* About this exercise: Each of the records below must be reproduced exactly.

········

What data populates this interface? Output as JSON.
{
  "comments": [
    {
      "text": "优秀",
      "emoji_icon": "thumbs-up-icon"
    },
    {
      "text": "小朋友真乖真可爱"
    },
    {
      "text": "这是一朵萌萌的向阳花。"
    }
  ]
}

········

* Solution below:
What data populates this interface? Output as JSON.
{
  "comments": [
    {
      "text": "优秀",
      "emoji_icon": "thumbs-up-icon"
    },
    {
      "text": "小朋友真乖真可爱"
    },
    {
      "text": "这是一朵萌萌的向阳花。"
    }
  ]
}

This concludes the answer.